Problem requirements
The entries are to be repeated in full, without any change.

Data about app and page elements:
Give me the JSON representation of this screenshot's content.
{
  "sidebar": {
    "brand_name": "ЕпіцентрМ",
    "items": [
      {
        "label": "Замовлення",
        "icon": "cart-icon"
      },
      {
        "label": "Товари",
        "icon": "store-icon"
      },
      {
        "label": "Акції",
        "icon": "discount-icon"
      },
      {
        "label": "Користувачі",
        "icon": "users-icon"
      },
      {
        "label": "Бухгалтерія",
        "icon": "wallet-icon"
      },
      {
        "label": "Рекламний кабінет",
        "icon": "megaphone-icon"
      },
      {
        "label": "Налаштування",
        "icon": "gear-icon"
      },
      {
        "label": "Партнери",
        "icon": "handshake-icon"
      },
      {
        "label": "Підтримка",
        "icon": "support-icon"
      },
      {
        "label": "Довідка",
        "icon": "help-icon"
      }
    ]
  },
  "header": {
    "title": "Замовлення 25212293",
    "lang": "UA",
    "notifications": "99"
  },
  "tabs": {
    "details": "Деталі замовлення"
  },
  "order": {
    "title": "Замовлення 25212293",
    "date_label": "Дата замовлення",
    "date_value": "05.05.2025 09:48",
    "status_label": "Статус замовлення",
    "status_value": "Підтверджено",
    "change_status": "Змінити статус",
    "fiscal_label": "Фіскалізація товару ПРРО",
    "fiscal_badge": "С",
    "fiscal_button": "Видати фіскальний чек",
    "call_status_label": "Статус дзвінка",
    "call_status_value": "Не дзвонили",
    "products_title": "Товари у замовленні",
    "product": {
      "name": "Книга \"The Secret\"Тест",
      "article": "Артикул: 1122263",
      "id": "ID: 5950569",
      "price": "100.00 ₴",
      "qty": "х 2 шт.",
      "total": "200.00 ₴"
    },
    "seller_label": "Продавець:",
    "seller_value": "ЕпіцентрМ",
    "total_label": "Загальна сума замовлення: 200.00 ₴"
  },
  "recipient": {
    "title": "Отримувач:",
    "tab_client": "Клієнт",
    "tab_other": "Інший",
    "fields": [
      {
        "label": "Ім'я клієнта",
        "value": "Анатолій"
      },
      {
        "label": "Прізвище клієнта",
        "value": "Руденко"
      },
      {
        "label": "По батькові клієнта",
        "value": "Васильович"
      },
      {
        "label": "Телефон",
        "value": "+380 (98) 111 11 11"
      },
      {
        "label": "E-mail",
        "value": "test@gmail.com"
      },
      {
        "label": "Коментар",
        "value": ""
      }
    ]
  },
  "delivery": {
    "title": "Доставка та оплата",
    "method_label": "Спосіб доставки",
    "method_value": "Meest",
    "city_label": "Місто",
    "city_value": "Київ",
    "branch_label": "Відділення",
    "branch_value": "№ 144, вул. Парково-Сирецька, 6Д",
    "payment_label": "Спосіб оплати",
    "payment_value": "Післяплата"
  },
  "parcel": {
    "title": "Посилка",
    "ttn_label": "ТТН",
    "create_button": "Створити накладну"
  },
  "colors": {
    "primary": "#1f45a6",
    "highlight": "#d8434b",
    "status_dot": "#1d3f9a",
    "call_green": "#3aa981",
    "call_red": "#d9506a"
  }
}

Answer space
Give me the JSON representation of this screenshot's content.
{
  "sidebar": {
    "brand_name": "ЕпіцентрМ",
    "items": [
      {
        "label": "Замовлення",
        "icon": "cart-icon"
      },
      {
        "label": "Товари",
        "icon": "store-icon"
      },
      {
        "label": "Акції",
        "icon": "discount-icon"
      },
      {
        "label": "Користувачі",
        "icon": "users-icon"
      },
      {
        "label": "Бухгалтерія",
        "icon": "wallet-icon"
      },
      {
        "label": "Рекламний кабінет",
        "icon": "megaphone-icon"
      },
      {
        "label": "Налаштування",
        "icon": "gear-icon"
      },
      {
        "label": "Партнери",
        "icon": "handshake-icon"
      },
      {
        "label": "Підтримка",
        "icon": "support-icon"
      },
      {
        "label": "Довідка",
        "icon": "help-icon"
      }
    ]
  },
  "header": {
    "title": "Замовлення 25212293",
    "lang": "UA",
    "notifications": "99"
  },
  "tabs": {
    "details": "Деталі замовлення"
  },
  "order": {
    "title": "Замовлення 25212293",
    "date_label": "Дата замовлення",
    "date_value": "05.05.2025 09:48",
    "status_label": "Статус замовлення",
    "status_value": "Підтверджено",
    "change_status": "Змінити статус",
    "fiscal_label": "Фіскалізація товару ПРРО",
    "fiscal_badge": "С",
    "fiscal_button": "Видати фіскальний чек",
    "call_status_label": "Статус дзвінка",
    "call_status_value": "Не дзвонили",
    "products_title": "Товари у замовленні",
    "product": {
      "name": "Книга \"The Secret\"Тест",
      "article": "Артикул: 1122263",
      "id": "ID: 5950569",
      "price": "100.00 ₴",
      "qty": "х 2 шт.",
      "total": "200.00 ₴"
    },
    "seller_label": "Продавець:",
    "seller_value": "ЕпіцентрМ",
    "total_label": "Загальна сума замовлення: 200.00 ₴"
  },
  "recipient": {
    "title": "Отримувач:",
    "tab_client": "Клієнт",
    "tab_other": "Інший",
    "fields": [
      {
        "label": "Ім'я клієнта",
        "value": "Анатолій"
      },
      {
        "label": "Прізвище клієнта",
        "value": "Руденко"
      },
      {
        "label": "По батькові клієнта",
        "value": "Васильович"
      },
      {
        "label": "Телефон",
        "value": "+380 (98) 111 11 11"
      },
      {
        "label": "E-mail",
        "value": "test@gmail.com"
      },
      {
        "label": "Коментар",
        "value": ""
      }
    ]
  },
  "delivery": {
    "title": "Доставка та оплата",
    "method_label": "Спосіб доставки",
    "method_value": "Meest",
    "city_label": "Місто",
    "city_value": "Київ",
    "branch_label": "Відділення",
    "branch_value": "№ 144, вул. Парково-Сирецька, 6Д",
    "payment_label": "Спосіб оплати",
    "payment_value": "Післяплата"
  },
  "parcel": {
    "title": "Посилка",
    "ttn_label": "ТТН",
    "create_button": "Створити накладну"
  },
  "colors": {
    "primary": "#1f45a6",
    "highlight": "#d8434b",
    "status_dot": "#1d3f9a",
    "call_green": "#3aa981",
    "call_red": "#d9506a"
  }
}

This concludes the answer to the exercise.